Drag races are completed in less than a third of a minute, with some runs finishing in under five seconds! Solvers are invited to take notice of the exclamation point at the end of the previous sentence and the next one. To complete the course in under five seconds at constant speed, a vehicle would need to cruise at 180 mph!Oh sure, the speeds of both cars are measure by speed-traps at the finish line and announced ceremoniously over the public address system along with the winning time for the run. However, speed does not determine the winner, only time. Accordingly, sophisticated solvers will be pleased to observe that Drag Racing puts time in the numerator.
The photograph below depicts a typical heat featuring Top Fuel Dragsters part-way along the race-course.
The car in the right lane appears to be leading and, if able to maintain that lead all the way to the finish line, will win the heat. Nevertheless, it is possible that the car in the left lane is actually traveling faster and will post a higher speed than the winner upon reaching the end of quarter-mile run. The World's Fastest Dragster puzzle will explore this speed / time anomaly.

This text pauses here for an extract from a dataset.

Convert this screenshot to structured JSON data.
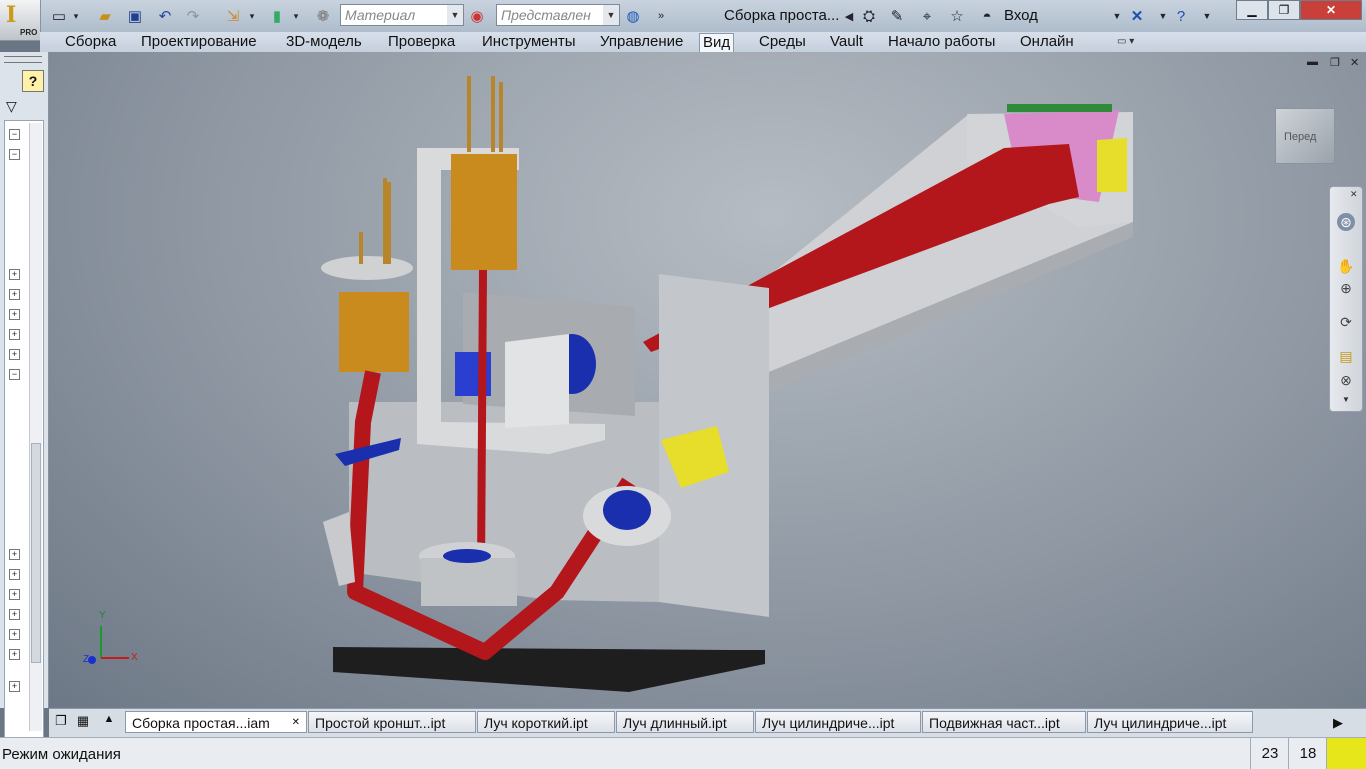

Finishing speeds range all the way up to over 300 mph. Faster vehicles must deploy parachute(s) to slow down immediately after completing each run. Then, too, aerodynamic forces play an important role in drag racing, as witness the inverted wings both front and rear that apply thousands of pounds of "down-force" for improved traction at high speed, much like spoilers on an airliner rolling out on the runway.
On September 14, 2008 in Concord, North Carolina, Tony Schumacher, who has been sponsored for several years by the U.S. Army, became the winningest Top Fuel driver in the history of National Hot Rod Association, breaking and setting records. He was the first driver to exceed 330 mph in competition and has actually reached 337.58 mph.
One prominent reference
reports that the World's
covered the quarter-mile in 4.45
attained a terminal speed of 329
miles per hour.
In reality, drag racing is about acceleration.
Accordingly, we can
= time for the quarter-mile,
v = terminal velocity, and a
= peak acceleration,